US President Joe Biden | Credits: AP Photo
US President Joe Biden | Credits: AP Photo

United States: President Biden signed a USD 1.2 trillion spending bill around Saturday small hours, putting an end to the question of a government shutdown after the bill passed congressional votes in a hurried process and yet got the endorsement from both parties.

The event implied that if by midnight on Friday, the measure is not signed into law, the government will face a shutdown.

However, as the Senate clock struck that hour, the White House released a declaration that federal officials at the Office of Management and Budget had “ceased shutdown preparations” in anticipation of swift approval from the Senate and be signed into law by Mr. Biden.

In a statement, the president welcomed the signing as “good news for the American people.” He, however, did express frustration at having to navigate six months of legal discussions to arrive at the late signings on both sides of the aisle, saying that they were “compromises,” and both sides “didn’t get everything they wanted.”

Mr. Biden stated that the spending deal “rejects extreme cuts from House Republicans and expands access to child care, invests in cancer research, funds mental health and substance use care, advances American leadership abroad, and provides resources to secure the border that my administration successfully fought to include,” as the New York Times reported.

The 1,012-page package mingles together the last six of 12 annual appropriations bills that would fund the essential service areas through the 30th of September, the end of the fiscal year. It was the deadline that after months of tooth-and-nails negotiations passed Congress four stay-activation measures.

Legislators wrote the bill that Mr. Biden signed into law on Saturday in such a way as to fall in line with the debt and spending deal agreed to last year by the then Speaker of the House, Mr. Kevin McCarthy, and Mr. Biden. As for domestic programs, the plan simply advocated leaving the budgetary aggregate at its present level.

It is important to note that the hard-right Republicans in the House opposed this bill, even though there were bipartisan supporters on both sides of the party lines.

After it was predicted that it would pass, Representative Marjorie Taylor Greene, a Republican from Georgia, began the process of asking for a vote to Oust the Speaker, that is, Christopher Johnson.

To be more specific, a little later almost 60 percent of Republicans voted against the bill and it passed a 286 to 134 vote. This ended up with a tighter vote in the House, with 51 to 49 in favor, while in the Senate it was more lopsided with 74 to 24, as the New York Times reported.

The Democrats and the Republicans, both, spoke about the conquest of certain provisions in the final deal. Funding for 2,000 new Border Patrol agents, additional detention beds under the control of Immigration and Customs Enforcement, and a provision to stop aid to the main United Nations agency which provides the Palestinians aid are seen as key lobbies by the Republicans.
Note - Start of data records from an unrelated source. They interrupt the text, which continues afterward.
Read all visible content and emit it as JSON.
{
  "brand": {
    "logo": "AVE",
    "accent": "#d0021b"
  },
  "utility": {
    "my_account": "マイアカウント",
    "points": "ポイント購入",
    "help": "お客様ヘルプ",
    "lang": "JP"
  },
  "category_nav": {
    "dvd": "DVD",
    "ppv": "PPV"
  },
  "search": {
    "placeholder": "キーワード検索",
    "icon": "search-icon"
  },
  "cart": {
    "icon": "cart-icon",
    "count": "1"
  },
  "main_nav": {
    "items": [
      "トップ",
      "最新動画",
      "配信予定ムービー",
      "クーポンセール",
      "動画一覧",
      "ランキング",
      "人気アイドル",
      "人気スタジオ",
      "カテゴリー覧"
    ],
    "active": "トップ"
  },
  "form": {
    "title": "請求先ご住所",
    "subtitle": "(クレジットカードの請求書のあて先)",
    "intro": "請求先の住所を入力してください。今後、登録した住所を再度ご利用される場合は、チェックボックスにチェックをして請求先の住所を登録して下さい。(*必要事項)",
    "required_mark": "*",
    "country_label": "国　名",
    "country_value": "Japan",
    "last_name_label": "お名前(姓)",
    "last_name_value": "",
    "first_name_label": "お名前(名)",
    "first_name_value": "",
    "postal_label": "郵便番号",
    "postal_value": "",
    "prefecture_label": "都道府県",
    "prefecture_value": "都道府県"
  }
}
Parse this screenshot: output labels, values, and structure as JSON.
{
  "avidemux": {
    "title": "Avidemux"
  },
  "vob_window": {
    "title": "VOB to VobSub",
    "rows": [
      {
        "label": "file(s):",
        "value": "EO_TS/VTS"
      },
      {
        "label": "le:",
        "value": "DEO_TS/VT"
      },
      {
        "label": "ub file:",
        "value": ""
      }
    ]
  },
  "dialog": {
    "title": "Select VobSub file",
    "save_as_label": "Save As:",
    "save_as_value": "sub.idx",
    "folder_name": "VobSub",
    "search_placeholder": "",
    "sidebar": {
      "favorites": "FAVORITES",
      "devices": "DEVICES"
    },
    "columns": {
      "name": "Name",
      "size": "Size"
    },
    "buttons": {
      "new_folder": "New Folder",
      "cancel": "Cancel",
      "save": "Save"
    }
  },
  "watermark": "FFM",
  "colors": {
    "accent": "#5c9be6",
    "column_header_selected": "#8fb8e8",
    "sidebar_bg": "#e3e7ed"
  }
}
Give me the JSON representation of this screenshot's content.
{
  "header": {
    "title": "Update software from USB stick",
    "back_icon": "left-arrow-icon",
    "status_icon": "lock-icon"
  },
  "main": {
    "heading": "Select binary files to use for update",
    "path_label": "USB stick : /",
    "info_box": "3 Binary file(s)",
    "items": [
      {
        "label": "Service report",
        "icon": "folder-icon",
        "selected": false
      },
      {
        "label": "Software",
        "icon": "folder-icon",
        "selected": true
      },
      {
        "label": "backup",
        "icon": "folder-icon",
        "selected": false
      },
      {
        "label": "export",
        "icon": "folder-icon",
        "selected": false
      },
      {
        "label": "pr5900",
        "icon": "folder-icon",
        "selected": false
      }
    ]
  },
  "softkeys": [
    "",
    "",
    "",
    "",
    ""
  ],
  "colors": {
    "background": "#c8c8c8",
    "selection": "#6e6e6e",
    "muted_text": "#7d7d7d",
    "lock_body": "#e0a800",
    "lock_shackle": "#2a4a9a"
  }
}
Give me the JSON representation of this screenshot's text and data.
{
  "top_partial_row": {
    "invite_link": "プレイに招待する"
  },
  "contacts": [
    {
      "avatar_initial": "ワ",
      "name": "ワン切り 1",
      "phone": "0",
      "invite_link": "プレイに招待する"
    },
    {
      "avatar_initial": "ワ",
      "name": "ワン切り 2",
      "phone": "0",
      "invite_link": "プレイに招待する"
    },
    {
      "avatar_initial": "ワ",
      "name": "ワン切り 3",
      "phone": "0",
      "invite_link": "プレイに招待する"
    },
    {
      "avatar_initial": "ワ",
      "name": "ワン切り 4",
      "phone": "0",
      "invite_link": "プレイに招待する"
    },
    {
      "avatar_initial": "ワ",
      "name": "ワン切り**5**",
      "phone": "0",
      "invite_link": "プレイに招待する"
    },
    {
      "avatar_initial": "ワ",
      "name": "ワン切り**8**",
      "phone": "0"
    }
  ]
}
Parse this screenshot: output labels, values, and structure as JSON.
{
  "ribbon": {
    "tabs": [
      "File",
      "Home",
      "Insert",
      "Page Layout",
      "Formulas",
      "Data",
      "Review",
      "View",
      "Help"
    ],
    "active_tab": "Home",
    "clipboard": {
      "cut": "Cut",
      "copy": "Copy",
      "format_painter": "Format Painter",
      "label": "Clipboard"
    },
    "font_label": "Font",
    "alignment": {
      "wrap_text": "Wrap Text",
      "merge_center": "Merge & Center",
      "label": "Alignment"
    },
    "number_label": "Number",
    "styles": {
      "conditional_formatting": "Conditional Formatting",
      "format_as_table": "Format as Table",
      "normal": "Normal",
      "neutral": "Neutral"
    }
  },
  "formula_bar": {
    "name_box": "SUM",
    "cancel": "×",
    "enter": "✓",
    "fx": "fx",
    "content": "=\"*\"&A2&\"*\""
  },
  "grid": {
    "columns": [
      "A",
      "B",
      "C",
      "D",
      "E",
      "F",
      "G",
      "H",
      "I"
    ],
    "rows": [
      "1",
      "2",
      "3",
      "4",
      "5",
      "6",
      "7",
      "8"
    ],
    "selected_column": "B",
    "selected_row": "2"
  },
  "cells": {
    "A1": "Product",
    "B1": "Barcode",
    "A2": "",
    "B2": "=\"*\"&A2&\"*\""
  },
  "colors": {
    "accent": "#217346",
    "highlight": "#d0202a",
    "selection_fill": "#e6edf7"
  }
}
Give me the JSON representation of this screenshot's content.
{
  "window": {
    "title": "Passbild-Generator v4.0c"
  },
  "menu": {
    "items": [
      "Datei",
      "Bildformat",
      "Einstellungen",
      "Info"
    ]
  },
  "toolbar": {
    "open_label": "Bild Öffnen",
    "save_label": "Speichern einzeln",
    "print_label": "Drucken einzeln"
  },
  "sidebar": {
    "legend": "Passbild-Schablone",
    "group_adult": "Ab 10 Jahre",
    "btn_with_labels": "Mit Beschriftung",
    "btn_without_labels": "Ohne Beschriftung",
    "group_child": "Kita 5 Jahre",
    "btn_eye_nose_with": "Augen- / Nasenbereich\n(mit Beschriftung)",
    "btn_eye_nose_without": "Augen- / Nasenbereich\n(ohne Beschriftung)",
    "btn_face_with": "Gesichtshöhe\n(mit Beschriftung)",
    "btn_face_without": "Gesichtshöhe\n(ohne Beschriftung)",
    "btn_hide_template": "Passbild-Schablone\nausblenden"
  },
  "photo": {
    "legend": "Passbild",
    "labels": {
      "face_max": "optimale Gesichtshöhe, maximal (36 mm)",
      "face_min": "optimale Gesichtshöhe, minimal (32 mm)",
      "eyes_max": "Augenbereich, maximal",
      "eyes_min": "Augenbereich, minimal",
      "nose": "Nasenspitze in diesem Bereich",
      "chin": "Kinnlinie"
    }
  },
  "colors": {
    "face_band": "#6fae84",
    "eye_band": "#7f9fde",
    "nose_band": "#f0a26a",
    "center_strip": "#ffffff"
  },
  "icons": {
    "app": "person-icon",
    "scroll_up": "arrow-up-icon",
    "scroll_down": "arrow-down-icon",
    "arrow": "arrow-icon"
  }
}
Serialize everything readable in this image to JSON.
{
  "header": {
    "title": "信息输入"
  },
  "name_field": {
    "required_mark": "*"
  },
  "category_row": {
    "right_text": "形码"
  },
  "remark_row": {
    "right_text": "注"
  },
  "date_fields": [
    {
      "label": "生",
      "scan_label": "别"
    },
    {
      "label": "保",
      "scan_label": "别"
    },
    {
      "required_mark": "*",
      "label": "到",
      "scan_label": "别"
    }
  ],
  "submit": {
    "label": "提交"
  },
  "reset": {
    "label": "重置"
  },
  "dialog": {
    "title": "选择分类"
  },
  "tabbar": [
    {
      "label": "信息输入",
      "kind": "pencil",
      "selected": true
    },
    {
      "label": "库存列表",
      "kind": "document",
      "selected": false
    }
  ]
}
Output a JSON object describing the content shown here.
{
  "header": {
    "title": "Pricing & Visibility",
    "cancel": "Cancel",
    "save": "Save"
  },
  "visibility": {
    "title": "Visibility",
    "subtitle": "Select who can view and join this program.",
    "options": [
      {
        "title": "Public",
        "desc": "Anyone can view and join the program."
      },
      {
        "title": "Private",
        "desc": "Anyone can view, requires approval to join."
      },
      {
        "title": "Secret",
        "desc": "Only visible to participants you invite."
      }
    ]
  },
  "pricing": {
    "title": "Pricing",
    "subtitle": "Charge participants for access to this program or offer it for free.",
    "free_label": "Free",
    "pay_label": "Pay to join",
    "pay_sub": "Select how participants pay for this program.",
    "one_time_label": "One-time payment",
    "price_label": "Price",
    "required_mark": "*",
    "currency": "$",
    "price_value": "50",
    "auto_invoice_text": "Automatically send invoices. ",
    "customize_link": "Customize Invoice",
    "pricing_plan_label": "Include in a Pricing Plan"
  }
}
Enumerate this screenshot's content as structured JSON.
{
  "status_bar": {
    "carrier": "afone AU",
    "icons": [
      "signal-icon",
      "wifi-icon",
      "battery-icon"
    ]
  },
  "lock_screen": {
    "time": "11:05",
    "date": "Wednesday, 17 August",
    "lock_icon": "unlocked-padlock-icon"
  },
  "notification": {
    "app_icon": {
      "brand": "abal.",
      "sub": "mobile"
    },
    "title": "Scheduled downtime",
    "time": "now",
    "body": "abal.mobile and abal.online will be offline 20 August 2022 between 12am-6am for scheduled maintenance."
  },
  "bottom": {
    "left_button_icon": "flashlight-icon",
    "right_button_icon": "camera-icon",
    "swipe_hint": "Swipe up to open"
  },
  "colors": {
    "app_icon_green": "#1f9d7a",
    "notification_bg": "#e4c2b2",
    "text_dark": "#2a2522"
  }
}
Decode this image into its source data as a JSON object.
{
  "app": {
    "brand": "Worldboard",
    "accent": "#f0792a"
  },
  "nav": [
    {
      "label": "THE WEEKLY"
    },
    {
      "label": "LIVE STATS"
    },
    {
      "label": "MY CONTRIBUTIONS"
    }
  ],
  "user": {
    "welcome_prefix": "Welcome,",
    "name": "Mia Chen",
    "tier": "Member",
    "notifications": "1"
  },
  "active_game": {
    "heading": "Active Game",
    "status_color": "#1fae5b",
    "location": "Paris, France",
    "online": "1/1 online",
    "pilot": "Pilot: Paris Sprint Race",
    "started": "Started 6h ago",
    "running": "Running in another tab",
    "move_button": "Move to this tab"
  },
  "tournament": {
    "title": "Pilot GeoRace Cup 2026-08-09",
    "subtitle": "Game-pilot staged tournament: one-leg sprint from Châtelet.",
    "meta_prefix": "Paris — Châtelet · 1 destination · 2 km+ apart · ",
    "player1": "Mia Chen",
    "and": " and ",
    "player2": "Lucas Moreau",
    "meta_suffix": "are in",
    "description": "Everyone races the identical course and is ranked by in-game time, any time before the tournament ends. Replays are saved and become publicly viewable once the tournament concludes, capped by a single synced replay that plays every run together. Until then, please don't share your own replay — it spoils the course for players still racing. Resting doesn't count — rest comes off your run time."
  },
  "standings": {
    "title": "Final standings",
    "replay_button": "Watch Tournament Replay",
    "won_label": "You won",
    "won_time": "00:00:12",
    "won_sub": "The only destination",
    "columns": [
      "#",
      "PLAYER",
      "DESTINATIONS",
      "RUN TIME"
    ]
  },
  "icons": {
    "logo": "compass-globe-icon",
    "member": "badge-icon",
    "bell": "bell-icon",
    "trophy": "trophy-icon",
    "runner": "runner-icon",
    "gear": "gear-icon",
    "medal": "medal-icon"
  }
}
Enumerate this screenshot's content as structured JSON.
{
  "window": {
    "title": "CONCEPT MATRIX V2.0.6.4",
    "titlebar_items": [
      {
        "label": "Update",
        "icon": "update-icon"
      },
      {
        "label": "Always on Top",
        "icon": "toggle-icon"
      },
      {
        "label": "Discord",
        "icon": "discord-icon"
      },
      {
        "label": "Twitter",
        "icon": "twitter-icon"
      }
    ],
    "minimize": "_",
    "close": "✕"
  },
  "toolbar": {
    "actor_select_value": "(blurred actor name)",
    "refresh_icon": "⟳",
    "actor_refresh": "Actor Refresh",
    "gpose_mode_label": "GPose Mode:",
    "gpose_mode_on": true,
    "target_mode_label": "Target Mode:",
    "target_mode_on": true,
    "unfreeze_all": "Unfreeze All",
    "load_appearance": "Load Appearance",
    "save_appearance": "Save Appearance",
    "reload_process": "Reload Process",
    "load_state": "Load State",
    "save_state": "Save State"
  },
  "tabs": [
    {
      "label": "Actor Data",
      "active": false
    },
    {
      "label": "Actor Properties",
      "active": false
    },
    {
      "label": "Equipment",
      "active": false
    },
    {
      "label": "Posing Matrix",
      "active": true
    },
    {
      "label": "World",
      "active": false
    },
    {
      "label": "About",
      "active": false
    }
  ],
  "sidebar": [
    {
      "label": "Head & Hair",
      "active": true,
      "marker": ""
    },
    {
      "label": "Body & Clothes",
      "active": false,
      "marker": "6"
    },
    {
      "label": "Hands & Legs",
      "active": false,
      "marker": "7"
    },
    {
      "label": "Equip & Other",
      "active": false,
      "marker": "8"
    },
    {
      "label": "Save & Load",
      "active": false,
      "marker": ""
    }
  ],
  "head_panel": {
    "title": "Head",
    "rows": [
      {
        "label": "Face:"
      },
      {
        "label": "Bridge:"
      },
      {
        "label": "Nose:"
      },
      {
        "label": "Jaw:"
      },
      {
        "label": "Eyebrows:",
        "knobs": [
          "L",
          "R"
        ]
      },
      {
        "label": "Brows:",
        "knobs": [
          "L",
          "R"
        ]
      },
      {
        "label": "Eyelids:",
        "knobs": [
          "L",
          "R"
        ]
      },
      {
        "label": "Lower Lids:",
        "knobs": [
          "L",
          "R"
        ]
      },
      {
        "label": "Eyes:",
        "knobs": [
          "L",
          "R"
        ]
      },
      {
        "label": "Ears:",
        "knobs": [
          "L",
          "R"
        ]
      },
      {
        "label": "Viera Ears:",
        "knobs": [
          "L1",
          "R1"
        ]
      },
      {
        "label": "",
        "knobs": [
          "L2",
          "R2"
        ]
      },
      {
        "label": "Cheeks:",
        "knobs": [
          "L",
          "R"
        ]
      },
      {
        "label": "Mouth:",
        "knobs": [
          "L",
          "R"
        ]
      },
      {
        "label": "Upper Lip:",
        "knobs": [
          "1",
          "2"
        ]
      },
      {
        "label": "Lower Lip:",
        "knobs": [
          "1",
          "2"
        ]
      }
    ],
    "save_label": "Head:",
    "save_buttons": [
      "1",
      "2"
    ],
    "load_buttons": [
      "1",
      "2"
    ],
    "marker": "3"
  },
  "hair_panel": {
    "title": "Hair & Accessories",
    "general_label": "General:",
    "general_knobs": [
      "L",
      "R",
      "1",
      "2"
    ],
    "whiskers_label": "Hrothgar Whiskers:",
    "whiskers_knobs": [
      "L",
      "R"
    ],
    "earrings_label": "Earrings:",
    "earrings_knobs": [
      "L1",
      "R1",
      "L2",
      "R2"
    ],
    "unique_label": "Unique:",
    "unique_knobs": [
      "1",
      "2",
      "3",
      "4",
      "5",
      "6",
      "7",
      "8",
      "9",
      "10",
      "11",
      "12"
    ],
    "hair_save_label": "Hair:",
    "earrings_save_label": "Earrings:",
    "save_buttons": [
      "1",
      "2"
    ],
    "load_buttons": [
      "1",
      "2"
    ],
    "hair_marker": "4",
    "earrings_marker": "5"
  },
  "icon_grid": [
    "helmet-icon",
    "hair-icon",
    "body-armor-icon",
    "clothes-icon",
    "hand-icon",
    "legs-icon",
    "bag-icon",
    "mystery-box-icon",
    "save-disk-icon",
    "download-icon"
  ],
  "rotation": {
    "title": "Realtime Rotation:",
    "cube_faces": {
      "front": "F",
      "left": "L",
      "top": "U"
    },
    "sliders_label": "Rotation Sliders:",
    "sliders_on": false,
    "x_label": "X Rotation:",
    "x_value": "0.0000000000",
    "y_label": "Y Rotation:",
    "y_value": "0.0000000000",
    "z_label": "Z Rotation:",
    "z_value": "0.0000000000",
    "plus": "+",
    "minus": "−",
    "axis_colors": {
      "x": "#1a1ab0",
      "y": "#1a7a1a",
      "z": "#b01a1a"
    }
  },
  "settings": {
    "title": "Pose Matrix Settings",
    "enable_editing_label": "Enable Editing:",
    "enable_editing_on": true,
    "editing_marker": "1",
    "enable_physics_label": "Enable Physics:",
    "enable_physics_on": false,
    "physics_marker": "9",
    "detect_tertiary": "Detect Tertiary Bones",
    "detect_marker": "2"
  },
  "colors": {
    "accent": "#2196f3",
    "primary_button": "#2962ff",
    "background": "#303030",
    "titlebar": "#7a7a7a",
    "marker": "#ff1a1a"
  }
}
To mention but a few, Democrats supported both federal child care and education. This was coupled with increased funding for cancer and Alzheimer’s research.